There are certain words that we have been ascribed to think of as lacking light or positivity. It is my belief that depression is one of those words. For example, if I were to say that I am depressed, many people would react in two ways. There might be the reaction of concern or compassion, or there might be the response of avoidance. I think these responses are certainly a result of conditioning.
The word and a gray cloud used to be synonymous in my mind. This image could also be seen as a storm cloud moving and could bring with it a mild rainstorm or an intense thunderstorm. I have since changed the image that I relate to the word, as a passing cloud of no particular color.
In this era of extremes, it is hard to imagine anything that hasn’t been taken to the limit. We have “extreme” versions of nearly every activity, food, or habit. Depression has also fallen prey to this goal of maximization. Unfortunately, depression and extremism do not mesh well. Pharmaceutical companies market antidepressants like they are vitamins and a form of general health, and in essence, depict every form of depression as “extreme”.
There seems to be no categorization for the varied forms of depression. The message is “all depression is bad, unexpected, and unwanted, and we, as humans, should never feel crappy”.
Also, unfortunately, that isn’t reality. Reality is: we, as humans, will have times when we are depressed. Depression is a part of the human experience. When so many life events, changes, or situations can bring it on, attempting to avoid it is fruitless. There is certainly power in acknowledging it, as well as, planning for it. The question is not whether it will come for all of us. Rather than a singular question, there are multiple questions. Those questions are: do each of us have the tools to acknowledge it, and manage it appropriately, and if not, do we know when to seek help in managing it?

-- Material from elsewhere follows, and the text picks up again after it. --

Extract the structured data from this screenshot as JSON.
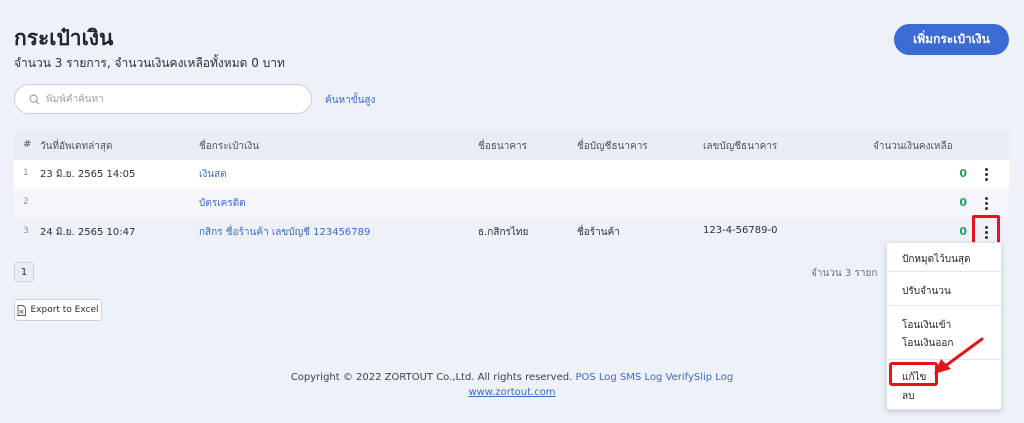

Just as with any other physical ailment, we know when we need to seek medical advice. For example, some physical ailments can be corrected/managed through dietary changes, or exercise, or therapy. I propose that some forms of depression be addressed as “temporary” or “expected” throughout life, and alternative tools be given to cope. Medication should always be seen as necessary while treating “extreme” cases. Not every case of depression is “extreme”, and sometimes depression is just a symptom of living a full life.